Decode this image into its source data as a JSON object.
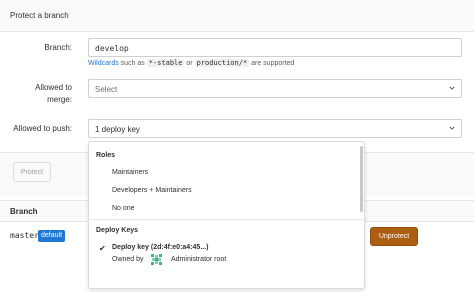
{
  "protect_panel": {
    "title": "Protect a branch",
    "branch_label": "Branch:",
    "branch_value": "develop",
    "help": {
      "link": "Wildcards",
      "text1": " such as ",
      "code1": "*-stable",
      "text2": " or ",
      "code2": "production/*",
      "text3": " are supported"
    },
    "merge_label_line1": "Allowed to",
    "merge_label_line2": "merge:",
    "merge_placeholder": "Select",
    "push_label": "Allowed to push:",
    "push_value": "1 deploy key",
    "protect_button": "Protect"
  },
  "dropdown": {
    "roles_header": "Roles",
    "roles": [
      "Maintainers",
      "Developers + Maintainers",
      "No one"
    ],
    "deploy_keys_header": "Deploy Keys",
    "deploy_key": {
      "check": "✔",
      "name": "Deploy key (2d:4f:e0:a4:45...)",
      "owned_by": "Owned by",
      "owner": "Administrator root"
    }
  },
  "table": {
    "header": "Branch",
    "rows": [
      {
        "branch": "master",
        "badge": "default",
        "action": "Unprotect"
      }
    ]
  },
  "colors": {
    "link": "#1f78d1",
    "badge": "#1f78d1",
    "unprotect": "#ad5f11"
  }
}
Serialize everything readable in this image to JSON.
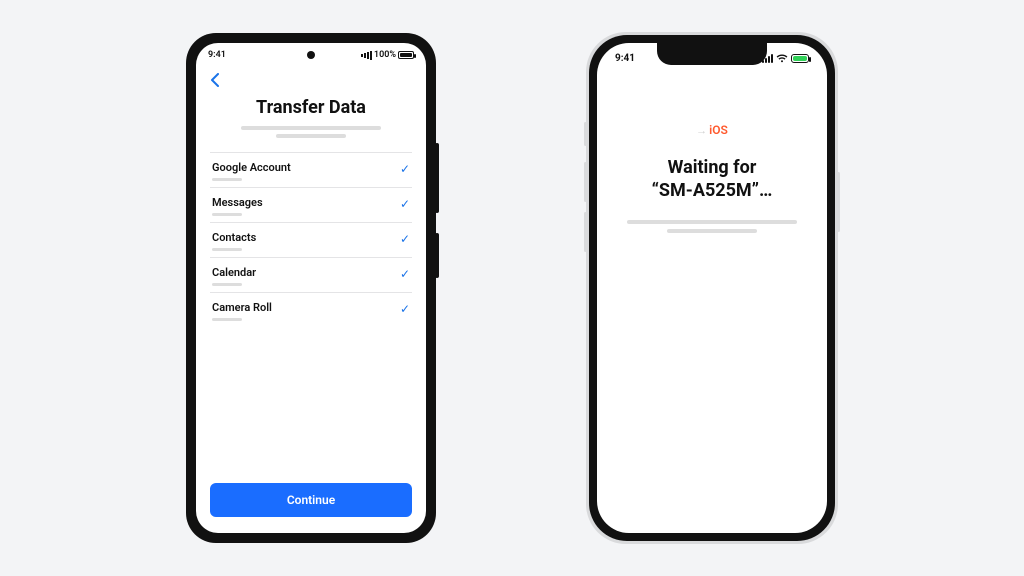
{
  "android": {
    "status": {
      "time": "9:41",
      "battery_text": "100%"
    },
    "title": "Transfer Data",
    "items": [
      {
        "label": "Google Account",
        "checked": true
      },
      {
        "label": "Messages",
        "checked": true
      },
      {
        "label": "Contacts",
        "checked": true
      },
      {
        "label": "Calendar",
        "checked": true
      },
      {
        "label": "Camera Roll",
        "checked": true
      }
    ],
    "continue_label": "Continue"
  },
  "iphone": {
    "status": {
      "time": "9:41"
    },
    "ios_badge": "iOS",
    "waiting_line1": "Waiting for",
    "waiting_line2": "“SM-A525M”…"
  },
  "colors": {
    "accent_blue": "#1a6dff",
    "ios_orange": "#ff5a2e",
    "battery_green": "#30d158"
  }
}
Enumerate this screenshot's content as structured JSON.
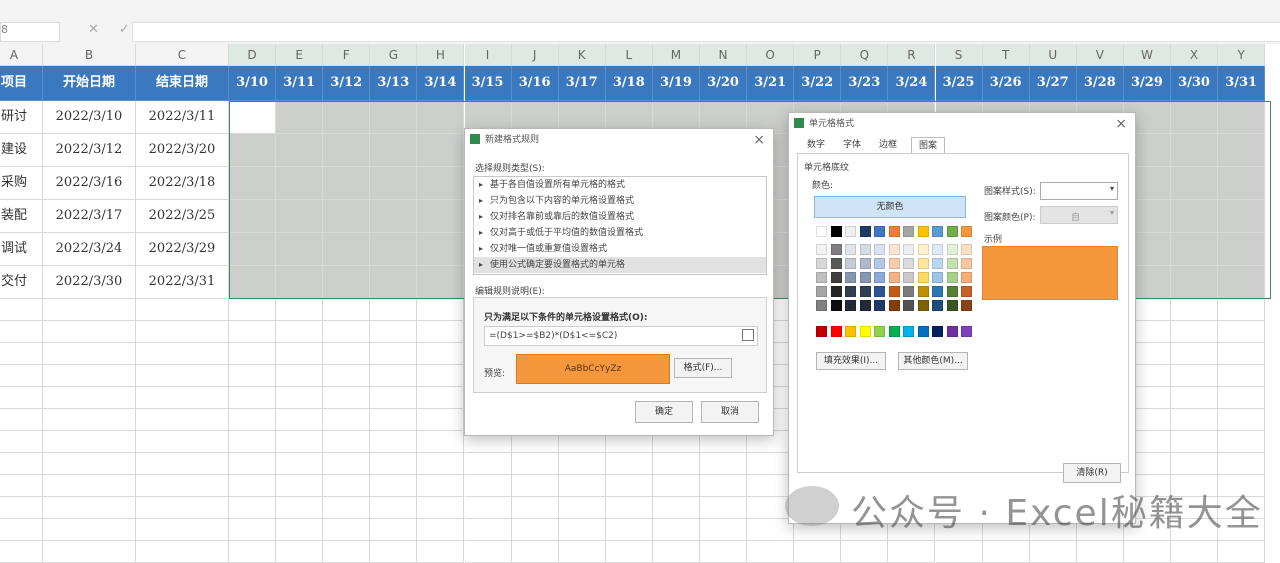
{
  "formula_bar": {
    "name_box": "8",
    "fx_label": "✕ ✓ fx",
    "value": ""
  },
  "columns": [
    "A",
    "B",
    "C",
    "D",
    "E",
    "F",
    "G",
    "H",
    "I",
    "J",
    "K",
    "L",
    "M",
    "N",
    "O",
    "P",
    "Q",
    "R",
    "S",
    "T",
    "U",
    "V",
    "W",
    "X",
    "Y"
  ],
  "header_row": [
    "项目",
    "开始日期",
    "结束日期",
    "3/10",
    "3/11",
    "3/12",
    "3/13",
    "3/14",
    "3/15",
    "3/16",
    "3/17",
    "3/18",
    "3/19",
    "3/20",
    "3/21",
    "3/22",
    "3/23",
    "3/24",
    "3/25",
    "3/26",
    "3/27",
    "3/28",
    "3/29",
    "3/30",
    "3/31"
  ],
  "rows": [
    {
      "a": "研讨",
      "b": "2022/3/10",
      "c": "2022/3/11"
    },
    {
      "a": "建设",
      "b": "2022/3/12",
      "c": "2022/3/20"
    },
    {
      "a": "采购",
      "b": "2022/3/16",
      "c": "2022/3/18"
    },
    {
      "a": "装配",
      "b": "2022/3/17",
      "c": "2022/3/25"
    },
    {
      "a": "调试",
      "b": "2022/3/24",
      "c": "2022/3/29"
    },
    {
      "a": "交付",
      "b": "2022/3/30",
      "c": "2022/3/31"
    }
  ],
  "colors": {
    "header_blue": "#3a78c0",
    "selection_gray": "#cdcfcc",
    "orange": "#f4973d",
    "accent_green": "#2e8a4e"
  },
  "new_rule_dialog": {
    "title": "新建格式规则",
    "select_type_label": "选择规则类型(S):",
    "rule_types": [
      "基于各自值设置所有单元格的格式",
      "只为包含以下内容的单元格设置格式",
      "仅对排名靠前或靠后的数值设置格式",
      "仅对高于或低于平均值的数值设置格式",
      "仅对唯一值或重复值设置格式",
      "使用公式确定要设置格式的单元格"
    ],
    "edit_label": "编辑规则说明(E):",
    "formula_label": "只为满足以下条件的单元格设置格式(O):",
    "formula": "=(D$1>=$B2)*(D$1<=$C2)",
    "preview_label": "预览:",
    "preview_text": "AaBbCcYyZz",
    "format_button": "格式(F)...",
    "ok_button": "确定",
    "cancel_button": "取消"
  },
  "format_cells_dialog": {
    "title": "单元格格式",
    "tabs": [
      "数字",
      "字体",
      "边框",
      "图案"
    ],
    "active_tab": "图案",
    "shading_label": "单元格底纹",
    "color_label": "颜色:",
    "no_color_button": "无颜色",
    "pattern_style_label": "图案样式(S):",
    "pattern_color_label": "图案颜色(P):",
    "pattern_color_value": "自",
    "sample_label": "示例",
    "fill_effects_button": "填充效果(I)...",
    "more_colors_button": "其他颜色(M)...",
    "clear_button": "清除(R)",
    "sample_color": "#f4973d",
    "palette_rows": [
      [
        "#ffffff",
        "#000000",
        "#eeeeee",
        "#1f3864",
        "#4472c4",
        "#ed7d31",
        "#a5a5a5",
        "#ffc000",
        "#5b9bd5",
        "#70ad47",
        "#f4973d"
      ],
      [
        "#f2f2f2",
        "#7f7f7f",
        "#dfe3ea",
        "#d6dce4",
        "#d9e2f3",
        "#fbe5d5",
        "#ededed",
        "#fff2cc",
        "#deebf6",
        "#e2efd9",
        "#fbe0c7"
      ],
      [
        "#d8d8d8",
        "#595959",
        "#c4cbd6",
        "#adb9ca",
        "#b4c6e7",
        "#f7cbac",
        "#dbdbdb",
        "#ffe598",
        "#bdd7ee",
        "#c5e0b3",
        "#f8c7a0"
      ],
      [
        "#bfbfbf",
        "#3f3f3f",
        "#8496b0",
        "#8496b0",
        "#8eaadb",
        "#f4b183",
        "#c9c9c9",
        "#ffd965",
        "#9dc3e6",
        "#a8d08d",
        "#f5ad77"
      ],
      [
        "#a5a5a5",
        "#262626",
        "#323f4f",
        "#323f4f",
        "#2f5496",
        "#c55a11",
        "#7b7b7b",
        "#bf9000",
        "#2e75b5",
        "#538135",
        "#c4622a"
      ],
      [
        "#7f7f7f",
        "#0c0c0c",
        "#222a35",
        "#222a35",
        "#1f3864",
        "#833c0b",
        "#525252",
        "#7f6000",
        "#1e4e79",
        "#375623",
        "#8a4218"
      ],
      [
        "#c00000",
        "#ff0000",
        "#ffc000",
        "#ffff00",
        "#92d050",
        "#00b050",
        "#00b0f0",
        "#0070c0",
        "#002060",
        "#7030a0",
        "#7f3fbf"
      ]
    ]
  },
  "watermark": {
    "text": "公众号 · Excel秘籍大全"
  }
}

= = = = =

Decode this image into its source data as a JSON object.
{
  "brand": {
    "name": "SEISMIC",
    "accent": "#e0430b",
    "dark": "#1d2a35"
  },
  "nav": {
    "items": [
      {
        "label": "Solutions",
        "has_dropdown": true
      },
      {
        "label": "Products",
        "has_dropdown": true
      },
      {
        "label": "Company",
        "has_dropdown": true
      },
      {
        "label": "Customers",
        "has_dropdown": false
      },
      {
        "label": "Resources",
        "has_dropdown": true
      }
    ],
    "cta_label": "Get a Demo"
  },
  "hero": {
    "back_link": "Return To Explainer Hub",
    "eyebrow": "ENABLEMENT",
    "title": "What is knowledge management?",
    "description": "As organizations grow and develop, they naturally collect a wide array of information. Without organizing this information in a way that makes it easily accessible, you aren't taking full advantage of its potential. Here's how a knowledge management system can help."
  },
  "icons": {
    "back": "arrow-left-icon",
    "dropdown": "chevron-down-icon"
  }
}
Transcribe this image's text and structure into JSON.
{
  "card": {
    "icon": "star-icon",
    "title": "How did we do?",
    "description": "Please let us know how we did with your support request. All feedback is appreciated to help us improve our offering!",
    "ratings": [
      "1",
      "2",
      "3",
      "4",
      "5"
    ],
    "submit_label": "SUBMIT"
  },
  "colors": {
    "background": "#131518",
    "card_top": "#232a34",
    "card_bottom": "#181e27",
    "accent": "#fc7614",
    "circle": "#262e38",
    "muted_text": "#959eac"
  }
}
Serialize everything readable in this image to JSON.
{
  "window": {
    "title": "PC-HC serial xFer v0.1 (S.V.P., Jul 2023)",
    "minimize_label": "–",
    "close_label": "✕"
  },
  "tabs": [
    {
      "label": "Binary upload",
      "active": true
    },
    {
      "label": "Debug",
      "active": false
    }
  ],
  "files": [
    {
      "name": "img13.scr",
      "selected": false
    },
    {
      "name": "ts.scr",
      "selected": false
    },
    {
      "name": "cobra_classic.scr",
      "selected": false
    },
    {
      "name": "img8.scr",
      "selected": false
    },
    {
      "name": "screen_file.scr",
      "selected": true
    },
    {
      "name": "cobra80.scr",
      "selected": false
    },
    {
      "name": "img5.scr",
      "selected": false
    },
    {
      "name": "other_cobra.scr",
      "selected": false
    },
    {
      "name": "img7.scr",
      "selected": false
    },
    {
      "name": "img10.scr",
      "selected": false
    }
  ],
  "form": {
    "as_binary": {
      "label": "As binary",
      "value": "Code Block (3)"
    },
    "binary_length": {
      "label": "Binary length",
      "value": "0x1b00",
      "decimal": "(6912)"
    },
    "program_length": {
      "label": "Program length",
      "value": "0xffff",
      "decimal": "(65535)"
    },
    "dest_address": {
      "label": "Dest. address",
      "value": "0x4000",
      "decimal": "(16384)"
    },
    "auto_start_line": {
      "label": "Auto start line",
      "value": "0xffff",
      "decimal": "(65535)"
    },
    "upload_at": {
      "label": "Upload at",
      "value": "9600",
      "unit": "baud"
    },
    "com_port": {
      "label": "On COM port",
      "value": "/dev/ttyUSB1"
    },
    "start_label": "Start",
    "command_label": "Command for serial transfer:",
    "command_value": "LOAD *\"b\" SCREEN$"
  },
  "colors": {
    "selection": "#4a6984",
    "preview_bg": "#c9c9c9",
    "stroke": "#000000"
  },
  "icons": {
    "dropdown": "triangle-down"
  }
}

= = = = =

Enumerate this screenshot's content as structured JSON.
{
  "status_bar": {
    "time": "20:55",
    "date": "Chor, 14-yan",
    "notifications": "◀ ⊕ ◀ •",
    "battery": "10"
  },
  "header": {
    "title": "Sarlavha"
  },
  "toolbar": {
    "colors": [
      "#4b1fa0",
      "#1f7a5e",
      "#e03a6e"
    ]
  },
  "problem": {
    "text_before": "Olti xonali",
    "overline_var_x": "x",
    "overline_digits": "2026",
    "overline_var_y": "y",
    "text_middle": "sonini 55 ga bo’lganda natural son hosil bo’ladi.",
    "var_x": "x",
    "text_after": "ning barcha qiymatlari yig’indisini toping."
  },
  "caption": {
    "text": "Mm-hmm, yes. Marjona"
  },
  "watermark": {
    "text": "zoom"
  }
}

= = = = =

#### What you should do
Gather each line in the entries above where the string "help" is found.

#### Response
    "help": {
    "description": "As organizations grow and develop, they naturally collect a wide array of information. Without organizing this information in a way that makes it easily accessible, you aren't taking full advantage of its potential. Here's how a knowledge management system can help."
    "description": "Please let us know how we did with your support request. All feedback is appreciated to help us improve our offering!",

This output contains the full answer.